The DVD Forum has released guidelines for a DVD-Audio digital interface via IEEE 1394, also known as Firewire or iLink.
The 129 page document, recently published but dated September 2001, details the transmission of both digital audio and video from DVD-Audio and DVD-Video players through an IEEE 1394 (Institute of Electrical and Electronics Engineers Inc.) bus to peripheral equipment, such as receivers, processors and even digital televisions. The data must comply with the MPEG Transport Stream (MPEG-TS) specifications or the Audio and Music Data Transmission Protocol (A&M Protocol).
The DVD Forum guidelines are divided into two halves to best accommodate the differences between DVD-Video and DVD-Audio content. Using MPEG-TS, both video and audio data can be transmitted, which is particularly suited to DVD-Video material where compressed audio content is often used. The A&M Protocol is optimised for high-quality digital audio such as that from DVD-Audio; linear PCM data will be transmitted according to type – either DVD-MBLA or DVD-SMBLA – via the A&M Protocol that will allow up to six channels with a maximum sample rate of 192kHz to be sent from source to processor.

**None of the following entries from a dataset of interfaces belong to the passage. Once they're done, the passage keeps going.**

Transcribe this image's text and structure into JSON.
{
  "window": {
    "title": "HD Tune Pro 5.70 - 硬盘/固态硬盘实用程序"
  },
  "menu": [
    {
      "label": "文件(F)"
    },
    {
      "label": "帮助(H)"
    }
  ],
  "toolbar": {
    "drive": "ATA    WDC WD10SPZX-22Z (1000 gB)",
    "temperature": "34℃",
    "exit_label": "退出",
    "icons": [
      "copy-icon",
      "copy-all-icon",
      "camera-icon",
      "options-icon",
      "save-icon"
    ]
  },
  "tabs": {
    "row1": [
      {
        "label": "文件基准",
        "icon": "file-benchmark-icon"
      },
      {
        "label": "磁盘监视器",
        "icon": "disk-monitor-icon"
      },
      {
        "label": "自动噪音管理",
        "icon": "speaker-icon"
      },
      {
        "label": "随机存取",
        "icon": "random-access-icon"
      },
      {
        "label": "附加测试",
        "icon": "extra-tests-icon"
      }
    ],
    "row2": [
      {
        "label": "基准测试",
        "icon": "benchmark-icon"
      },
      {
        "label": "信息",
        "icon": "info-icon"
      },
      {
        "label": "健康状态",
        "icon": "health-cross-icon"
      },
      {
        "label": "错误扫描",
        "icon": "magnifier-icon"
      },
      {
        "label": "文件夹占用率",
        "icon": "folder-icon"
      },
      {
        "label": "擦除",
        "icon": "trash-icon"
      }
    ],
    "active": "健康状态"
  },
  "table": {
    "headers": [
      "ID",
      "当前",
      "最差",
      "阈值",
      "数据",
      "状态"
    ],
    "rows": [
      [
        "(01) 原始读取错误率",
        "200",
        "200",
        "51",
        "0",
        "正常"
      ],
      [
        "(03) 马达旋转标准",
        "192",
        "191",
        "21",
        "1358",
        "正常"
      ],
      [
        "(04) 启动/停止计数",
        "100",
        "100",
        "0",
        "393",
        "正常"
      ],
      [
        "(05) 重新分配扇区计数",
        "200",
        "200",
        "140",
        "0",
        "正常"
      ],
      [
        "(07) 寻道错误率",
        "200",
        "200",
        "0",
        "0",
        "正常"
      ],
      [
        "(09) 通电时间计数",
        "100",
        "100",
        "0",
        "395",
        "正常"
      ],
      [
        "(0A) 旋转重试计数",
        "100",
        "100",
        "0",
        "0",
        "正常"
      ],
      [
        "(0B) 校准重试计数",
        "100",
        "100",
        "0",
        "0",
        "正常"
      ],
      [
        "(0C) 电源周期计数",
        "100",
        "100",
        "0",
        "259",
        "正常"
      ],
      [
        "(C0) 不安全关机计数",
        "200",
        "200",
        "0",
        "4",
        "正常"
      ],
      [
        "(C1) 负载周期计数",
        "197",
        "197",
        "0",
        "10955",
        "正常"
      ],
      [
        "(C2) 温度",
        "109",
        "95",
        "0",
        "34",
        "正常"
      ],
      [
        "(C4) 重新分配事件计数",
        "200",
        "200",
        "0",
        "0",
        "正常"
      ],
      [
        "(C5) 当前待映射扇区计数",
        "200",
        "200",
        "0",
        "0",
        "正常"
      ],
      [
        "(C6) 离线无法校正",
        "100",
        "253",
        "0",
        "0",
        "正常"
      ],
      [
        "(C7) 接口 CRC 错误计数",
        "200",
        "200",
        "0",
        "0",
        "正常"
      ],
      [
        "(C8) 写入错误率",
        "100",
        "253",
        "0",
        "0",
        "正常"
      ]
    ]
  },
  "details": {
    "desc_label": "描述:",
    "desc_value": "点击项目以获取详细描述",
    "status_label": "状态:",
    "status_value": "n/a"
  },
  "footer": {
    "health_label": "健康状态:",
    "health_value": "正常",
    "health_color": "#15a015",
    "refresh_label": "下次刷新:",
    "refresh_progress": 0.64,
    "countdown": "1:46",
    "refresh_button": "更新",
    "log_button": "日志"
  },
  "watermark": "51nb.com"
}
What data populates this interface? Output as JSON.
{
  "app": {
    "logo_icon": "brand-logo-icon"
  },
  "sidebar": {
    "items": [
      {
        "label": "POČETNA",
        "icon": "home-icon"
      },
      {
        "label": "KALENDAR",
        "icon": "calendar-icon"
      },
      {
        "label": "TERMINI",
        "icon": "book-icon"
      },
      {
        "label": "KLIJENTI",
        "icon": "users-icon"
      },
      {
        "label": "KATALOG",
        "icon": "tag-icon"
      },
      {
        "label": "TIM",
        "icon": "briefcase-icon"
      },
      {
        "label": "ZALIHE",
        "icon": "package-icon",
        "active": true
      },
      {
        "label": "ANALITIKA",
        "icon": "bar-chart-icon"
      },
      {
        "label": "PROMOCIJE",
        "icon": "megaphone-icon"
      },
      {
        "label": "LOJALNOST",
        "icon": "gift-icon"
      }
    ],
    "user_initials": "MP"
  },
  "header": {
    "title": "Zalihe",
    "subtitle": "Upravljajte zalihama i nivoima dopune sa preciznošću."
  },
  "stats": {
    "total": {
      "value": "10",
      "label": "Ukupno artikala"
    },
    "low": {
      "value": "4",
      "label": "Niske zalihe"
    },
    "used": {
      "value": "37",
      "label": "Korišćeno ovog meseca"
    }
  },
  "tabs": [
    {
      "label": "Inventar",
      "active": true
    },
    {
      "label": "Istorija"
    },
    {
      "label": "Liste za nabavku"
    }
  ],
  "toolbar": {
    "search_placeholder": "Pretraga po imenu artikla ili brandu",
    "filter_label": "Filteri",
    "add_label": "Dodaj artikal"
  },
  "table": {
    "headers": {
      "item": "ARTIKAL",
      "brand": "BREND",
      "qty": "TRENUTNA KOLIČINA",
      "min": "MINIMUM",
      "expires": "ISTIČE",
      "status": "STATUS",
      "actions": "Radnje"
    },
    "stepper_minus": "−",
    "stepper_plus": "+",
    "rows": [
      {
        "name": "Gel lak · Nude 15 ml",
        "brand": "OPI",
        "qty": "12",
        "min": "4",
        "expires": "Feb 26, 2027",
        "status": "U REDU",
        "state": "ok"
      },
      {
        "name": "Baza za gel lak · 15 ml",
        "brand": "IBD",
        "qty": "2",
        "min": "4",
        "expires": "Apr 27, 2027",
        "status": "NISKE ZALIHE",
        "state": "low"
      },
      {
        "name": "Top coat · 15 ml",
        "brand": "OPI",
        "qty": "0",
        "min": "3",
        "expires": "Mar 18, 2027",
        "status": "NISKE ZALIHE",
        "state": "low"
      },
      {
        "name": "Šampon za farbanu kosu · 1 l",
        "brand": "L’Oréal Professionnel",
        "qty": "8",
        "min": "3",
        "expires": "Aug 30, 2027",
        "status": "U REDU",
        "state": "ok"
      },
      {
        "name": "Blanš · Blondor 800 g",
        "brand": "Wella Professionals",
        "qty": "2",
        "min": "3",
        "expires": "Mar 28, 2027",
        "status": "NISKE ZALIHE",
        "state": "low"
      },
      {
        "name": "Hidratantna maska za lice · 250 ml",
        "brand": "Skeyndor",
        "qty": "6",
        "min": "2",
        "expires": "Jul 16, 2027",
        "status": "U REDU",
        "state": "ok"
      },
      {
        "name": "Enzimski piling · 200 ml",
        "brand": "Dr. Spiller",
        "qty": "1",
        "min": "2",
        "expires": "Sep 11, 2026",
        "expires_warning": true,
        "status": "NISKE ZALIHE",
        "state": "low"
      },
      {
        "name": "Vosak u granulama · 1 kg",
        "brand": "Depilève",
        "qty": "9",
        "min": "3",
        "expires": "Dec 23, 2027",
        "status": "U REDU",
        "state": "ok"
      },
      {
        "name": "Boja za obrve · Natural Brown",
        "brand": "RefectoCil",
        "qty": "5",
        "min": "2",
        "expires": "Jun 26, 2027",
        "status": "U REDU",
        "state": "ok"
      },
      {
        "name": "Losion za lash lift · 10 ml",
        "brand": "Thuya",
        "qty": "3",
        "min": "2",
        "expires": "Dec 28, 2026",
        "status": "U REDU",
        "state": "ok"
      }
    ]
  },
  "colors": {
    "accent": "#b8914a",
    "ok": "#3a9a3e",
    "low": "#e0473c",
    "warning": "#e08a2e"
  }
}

MPEG-TS and the A&M Protocol can be used simultaneously by a player; for the purposes of DVD-Audio, any video content can be carried via partial MPEG-TS (with the applied DVD-Video audio limitations) whereas any ‘high-resolution’ audio content can be transmitted via the A&M Protocol.
However, under the DVD Forum guidelines, the source component retains the responsibility of primary audio decoding for DVD-Audio material. Within the player, Meridian Lossless Packing is decoded before either being passed to the A&M Protocol converter (in the case of ‘high-resolution’ audio) or the MPEG-TS multiplex, in the case of Dolby Digital or DTS and out via the IEEE 1394 interface. It would appear therefore, that processors capable of receiving and decoding a DVD-Audio stream, will not necessarily require Meridian Lossless Packing decoders, but instead an A&M Protocol converter, since the transmission format is linear PCM.
Any copy protection present (according to format) will be carried via the IEEE 1394 interface.
A digital interface between all types of DVD player and processors, receivers and digital televisions will undoubtedly be a turning point for both software and hardware manufacturers, but most importantly for the purposes of DVD-Audio, should dispense with the need to use six analogue interconnect cables between source and receiving equipment. The advantages are clear; bass management and time alignment can be performed within the digital domain by high-end hardware whose digital to analogue converters and analogue stages are superior to those in the player. The move will also give DVD-Audio a significant advantage over the competing Super Audio CD (SACD) format, for which no digital interface is currently planned.
Download the complete DVD Forum document here.
Note: Be sure to read our January 5th follow-up to this news story.